… Or rather assumption is. There is something strange in the world of kayaking. There are a lot of opinions about what is right or wrong technique or tactics. But whilst the overall community is very friendly, sometimes I think there can be a hidden ego under the surface.
One particular habit I have noticed is for people to make assumptions about a persons abilities before they have ever really paddled with them. I am noticing more and more people giving me tips on boating technique, and lines, almost as if I have only just started in the sport, often with them even having seen me on the water.
My partner, Emily has also noticed this. Although often this appears to be because she is female. There seems to be an assumption that she is a beginner or needs help with everything. The reality is she’ll kick your ass.
Such unwanted help becomes particularly prevalent when we are practicing something new. Obviously, because something is new, it won’t be perfect, until it has been practiced enough. But this doesn’t stop the self proclaimed experts assuming that because we haven’t quite mastered a particular move on the first go, that we therefore need help with everything else about our boating! Can’t master that carthwheel? Well here are some tips on how to do a shoulder wrenching “hands in the air, say yeah” high brace! Gee, thanks for that. I’ll now go and paddle the Stikine with my newfound knowledge…
I can find some humour in some of the tips I am given. Much of it is quite dated. From telling me to high brace my way down the river, through to hauling and leaning back for a boof, through to passively hooking the paddle into an eddy and spinning out on the eddy line, thereby blocking anyone else who wants to get in.
This is all very well, but what is actually frustrating, and therefore very annoying, is the assumption that we need help in the first place. Emily for example might decide to go into a feature and practice relaxing on a wave or in a hole, or she might be experimenting with trim, or carving. She might be experimenting with ways of driving over eddy lines to keep momentum going. Yet self proclaimed teachers will come out of the woodwork to tell her everything she was doing wrong, even though she wasn’t focussing on any of the things they suggest, and was instead trying to isolate something else.
In other words, if you have a really high opinion of your own paddling (no matter how unwarranted), please ask before offering out advice. Because you have absolutely not the foggiest, faintest idea of what we might be focussing on in our practice. You do not know our experience of rivers, our skill level, where we have been, or what we have run.
Sometimes we might be having an off day. Everybody has one of those occasionally. The paddle stroke timings are off, or we make silly tactical mistakes. But do not be fooled into thinking that we want your helpful advice on how to ‘scull for support’.
I usually ask people if they mind me giving them an opinion if I see something I think might be causing them an issue, because I know that they just might be having a bad day. But even then only after I have seen them struggle for a while with the same thing. But we have even had people coming up and giving unsolicited advice when we have been right in the middle of paid for coached sessions, with our coach sat right there with us in the eddy!

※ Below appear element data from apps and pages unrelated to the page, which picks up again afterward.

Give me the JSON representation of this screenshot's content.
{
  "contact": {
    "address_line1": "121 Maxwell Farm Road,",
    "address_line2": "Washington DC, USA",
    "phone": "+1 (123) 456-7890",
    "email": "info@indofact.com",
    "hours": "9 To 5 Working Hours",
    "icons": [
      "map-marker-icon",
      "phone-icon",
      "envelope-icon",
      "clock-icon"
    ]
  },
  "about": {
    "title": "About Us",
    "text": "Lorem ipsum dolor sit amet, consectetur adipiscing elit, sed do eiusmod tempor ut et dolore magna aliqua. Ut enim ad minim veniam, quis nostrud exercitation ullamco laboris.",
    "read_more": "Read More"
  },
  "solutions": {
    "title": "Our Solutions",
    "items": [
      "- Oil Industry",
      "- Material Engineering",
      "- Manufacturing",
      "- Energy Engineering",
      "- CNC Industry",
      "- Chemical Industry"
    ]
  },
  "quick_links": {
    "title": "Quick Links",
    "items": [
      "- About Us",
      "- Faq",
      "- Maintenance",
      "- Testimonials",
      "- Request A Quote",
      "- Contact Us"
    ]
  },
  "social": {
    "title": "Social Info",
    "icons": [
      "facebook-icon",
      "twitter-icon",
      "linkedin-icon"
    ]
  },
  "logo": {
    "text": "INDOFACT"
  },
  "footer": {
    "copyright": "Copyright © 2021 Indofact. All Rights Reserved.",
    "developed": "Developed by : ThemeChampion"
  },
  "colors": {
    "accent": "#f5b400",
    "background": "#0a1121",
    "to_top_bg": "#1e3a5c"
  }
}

Lastly, please don’t give me an unsolicited run down of all the rivers you have run and people you have rescued. I do not care, and for all you know I have run bigger, more technical runs, and with more style, thereby making yourself look like a complete tool. I don’t know. But then neither do you. So please keep your story of your run down the Dart at a medium level when you had to rescue a paddle to yourself. It isn’t interesting. No really, it isn’t. Not unless there is a hilarious punchline to the story or something, such as your trousers fell down when you went running down the bank or you caught Gal Gadot skinny dipping with seven dwarves below Surprise Surprise.

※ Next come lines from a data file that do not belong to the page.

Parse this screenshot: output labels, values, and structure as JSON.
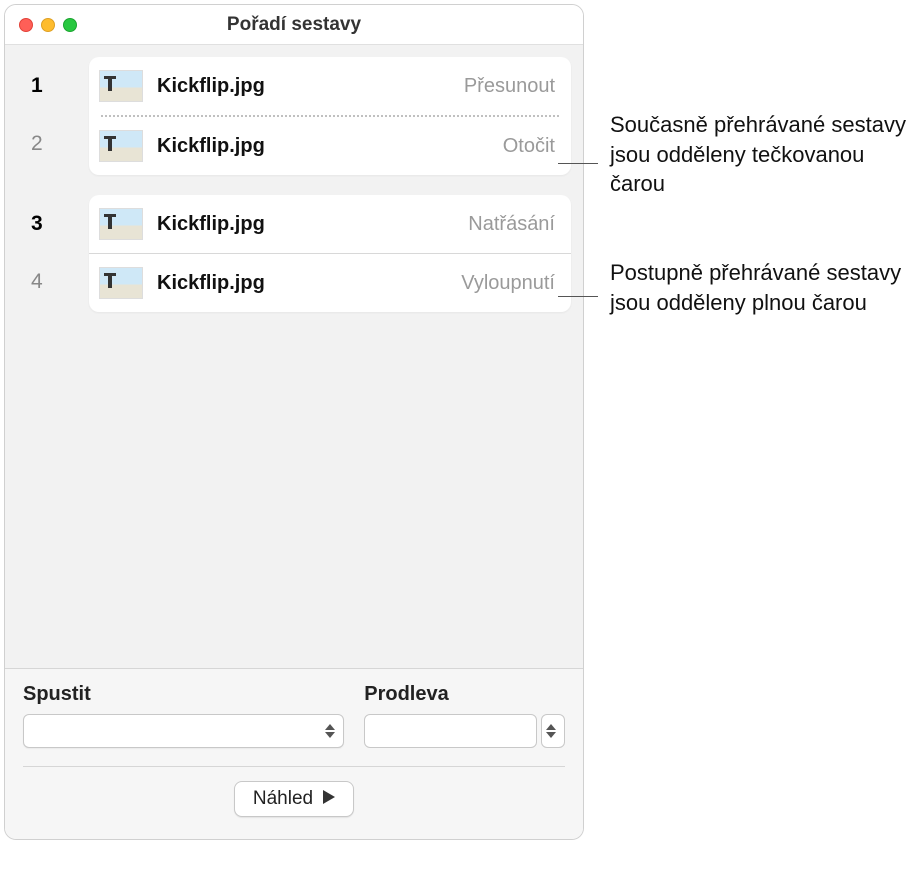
{
  "window": {
    "title": "Pořadí sestavy"
  },
  "groups": [
    {
      "separator": "dotted",
      "rows": [
        {
          "index": "1",
          "bold": true,
          "filename": "Kickflip.jpg",
          "action": "Přesunout"
        },
        {
          "index": "2",
          "bold": false,
          "filename": "Kickflip.jpg",
          "action": "Otočit"
        }
      ]
    },
    {
      "separator": "solid",
      "rows": [
        {
          "index": "3",
          "bold": true,
          "filename": "Kickflip.jpg",
          "action": "Natřásání"
        },
        {
          "index": "4",
          "bold": false,
          "filename": "Kickflip.jpg",
          "action": "Vyloupnutí"
        }
      ]
    }
  ],
  "footer": {
    "run_label": "Spustit",
    "delay_label": "Prodleva",
    "preview_label": "Náhled"
  },
  "annotations": {
    "c1": "Současně přehrávané sestavy jsou odděleny tečkovanou čarou",
    "c2": "Postupně přehrávané sestavy jsou odděleny plnou čarou"
  }
}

I am quite self deprecating and critical of my own paddling. I know what I can and cannot do, and I know what I am willing to do and what I am not. But do not mistake my self deprecating comments as a need for one-upmanship based advice on paddling. If I make a mistake, I can tell you right now that I could give you a much better technical breakdown of what happened, and what I could differently, in the instant the mistake was made, than you can with your high bracing, sculling for support suggestion.
Emily and I are members of certain Facebook groups because they give us an opportunity to go out with other paddlers and have fun. And also to help support people who might have less experience and confidence. We do the best we can when practising our own skills. And, generally, if we want advice, we’ll pay for it, and often do.

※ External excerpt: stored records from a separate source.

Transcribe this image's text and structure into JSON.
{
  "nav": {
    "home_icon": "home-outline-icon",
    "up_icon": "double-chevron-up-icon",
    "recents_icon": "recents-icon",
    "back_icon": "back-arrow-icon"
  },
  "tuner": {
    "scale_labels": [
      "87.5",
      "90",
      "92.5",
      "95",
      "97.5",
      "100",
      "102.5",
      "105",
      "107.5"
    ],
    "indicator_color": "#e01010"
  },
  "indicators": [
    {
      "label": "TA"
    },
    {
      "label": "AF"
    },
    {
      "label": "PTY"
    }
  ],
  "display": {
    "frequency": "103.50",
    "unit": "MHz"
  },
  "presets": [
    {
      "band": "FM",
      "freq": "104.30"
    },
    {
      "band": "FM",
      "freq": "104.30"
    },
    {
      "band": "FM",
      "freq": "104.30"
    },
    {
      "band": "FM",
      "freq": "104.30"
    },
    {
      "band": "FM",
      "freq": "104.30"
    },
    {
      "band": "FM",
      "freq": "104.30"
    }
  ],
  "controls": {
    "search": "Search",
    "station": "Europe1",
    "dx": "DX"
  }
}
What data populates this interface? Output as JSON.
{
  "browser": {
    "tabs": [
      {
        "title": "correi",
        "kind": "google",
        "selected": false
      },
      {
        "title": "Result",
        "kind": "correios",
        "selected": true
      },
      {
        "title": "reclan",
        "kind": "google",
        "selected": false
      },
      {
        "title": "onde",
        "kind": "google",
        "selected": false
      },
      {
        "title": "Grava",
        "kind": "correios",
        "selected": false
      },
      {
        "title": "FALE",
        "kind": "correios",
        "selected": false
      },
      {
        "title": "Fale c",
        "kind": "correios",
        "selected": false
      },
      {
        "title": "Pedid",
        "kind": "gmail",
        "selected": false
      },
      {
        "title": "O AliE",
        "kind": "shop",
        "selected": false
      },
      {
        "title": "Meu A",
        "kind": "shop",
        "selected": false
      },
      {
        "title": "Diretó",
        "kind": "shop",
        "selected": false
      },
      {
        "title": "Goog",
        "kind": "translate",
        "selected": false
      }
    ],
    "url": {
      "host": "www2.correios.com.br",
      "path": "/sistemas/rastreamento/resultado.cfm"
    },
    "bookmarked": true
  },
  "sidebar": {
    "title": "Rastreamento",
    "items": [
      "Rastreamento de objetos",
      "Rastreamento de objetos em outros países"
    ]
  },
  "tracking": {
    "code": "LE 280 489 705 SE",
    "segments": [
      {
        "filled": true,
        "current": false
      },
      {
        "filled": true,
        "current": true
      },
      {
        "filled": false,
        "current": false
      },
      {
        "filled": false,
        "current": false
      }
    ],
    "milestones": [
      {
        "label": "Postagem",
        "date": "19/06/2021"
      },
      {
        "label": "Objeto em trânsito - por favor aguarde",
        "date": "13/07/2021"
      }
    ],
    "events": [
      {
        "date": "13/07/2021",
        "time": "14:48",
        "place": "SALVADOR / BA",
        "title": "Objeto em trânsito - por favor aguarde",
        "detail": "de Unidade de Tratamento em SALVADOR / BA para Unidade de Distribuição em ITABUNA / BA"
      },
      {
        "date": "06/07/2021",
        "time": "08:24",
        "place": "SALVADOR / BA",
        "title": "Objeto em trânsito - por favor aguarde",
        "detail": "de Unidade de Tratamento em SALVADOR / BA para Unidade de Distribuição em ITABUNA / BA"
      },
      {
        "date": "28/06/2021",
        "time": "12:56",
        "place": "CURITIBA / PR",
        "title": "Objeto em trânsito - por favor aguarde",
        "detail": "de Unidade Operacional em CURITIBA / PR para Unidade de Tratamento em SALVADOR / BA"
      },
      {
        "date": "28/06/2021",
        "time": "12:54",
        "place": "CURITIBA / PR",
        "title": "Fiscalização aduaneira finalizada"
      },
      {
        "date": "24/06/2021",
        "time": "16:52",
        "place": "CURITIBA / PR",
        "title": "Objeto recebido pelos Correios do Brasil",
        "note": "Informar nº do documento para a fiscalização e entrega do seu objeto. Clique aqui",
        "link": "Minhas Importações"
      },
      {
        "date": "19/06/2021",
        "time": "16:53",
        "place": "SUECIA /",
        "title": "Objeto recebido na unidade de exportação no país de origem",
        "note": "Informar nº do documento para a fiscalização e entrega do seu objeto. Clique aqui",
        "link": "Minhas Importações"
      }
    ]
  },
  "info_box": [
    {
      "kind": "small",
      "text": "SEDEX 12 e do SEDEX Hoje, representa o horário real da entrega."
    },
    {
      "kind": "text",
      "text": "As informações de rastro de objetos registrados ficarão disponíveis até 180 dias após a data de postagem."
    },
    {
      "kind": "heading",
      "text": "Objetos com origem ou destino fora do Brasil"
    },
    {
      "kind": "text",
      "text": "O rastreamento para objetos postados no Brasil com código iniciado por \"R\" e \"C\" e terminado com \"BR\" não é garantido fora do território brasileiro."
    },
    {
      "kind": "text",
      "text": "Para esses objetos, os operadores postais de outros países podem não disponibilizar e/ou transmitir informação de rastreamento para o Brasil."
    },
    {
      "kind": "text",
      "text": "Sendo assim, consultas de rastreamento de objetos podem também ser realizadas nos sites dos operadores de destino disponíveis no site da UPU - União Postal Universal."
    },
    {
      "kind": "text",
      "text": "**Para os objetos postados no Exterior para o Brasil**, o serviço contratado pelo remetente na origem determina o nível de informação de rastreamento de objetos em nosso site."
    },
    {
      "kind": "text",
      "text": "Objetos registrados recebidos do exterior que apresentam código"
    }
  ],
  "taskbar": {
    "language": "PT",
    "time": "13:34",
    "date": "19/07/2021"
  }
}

I know some may rail against my opinion here, and say that at least it shows how friendly and helpful the community is. They would be right, up to a point. But it is clear that many people are offering their advice out of ego and assumption. Whenever I have been offered advice off a really good paddler, it has always come from the standpoint of asking me to try something to see if it makes a difference, or asking me if I’d like some help. There’s a big difference.